AGI's National Geoscience Student Exit Survey measures the relevant experiences in school and the immediate career plans upon graduation of recent geoscience degree recipients. In April 2012, AGI conducted the second pilot test of this survey and received responses from 46 departments. This Currents examines the results from questions focused on the survey participants’ future plans after graduation.
The 2011-2012 academic year saw strong growth in U.S. undergraduate enrollments, continuing the nearly decade-long trend. Also, the 2010-2011 enrollment levels saw upward revisions based on additional updates provided by academic departments. The 2011-2012 preliminary data show an increase of 3.3% for undergraduate enrollments, and approximately a 3% decrease in graduate enrollments. Graduate enrollments nearly always are revised upward when they are confirmed in the following year, so we believe that final results will show flat graduate student levels.

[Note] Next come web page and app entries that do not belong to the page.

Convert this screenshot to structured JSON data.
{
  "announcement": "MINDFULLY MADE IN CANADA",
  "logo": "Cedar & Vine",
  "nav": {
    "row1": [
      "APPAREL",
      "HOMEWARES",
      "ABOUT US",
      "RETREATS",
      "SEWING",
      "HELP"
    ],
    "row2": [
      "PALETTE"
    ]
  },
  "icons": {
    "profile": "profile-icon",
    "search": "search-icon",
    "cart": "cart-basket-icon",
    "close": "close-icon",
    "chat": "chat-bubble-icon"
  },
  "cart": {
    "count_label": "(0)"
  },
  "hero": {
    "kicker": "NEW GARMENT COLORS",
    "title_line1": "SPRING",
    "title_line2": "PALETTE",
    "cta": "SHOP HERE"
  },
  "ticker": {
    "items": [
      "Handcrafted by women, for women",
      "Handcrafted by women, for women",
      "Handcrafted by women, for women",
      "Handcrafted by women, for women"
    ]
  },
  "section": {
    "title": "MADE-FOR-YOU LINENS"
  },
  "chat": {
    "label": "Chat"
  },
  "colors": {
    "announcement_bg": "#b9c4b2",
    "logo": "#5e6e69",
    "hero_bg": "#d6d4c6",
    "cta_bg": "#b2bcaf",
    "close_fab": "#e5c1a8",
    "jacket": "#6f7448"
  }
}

Geoscience Currents #69 explores how female geoscience enrollments and degrees changed in the 2011-2012 academic year. New data collected shows that female geoscience enrollments and degrees in the U.S. dropped sharply at both the Bachelor's and Master's levels, but increased slightly at the Doctoral level.
In continuation of the Geoscience Academic Provenance research series conducted by Houlton (Geoscience Currents 45-48, and 57-58), Geoscience Currents 59 presents quantitative data collected from participants through a Likert-based survey. Participants were asked to rate their feelings toward geoscience on a scale from 1 to 7. The aggregated responses illuminated the changes over time in the students' attitudes toward pursuing geoscience.
The American Geosciences Institute has released Geoscience Currents 60, which examines female enrollments and degrees in the geosciences over time. In 2011, the Current concludes, female participation in U.S. geoscience degree programs remained generally steady. After decades of steady growth in the rate of female participation, there has been little change since 2005. Several interesting trends are also noted, including declines in doctorates awarded following economic downturns, and that women appear to have slightly higher degree completion rates than men at the Bachelor's and Master's levels.
AGI conducted a follow-up study to research conducted by Houlton (Geoscience Currents 45-48) in a Geoscience Currents series that examines the various pathways taken by undergraduate geoscience majors when deciding to concentrate in the Earth sciences.
Enrollments and degrees in the geosciences in the United States dipped during the 2010-2011 academic year as detailed in the latest Geoscience Currents published by the American Geosciences Institute. After peaking the year before, enrollments slipped back to 2008-2009 levels with undergraduate geoscience enrollments dropping about 8 percent and graduate enrollments falling approximately 3 percent. Degrees similarly declined, with Bachelor's degrees dropping 9 percent, Master's dropping 6 percent, and Doctorates dropping 4 percent.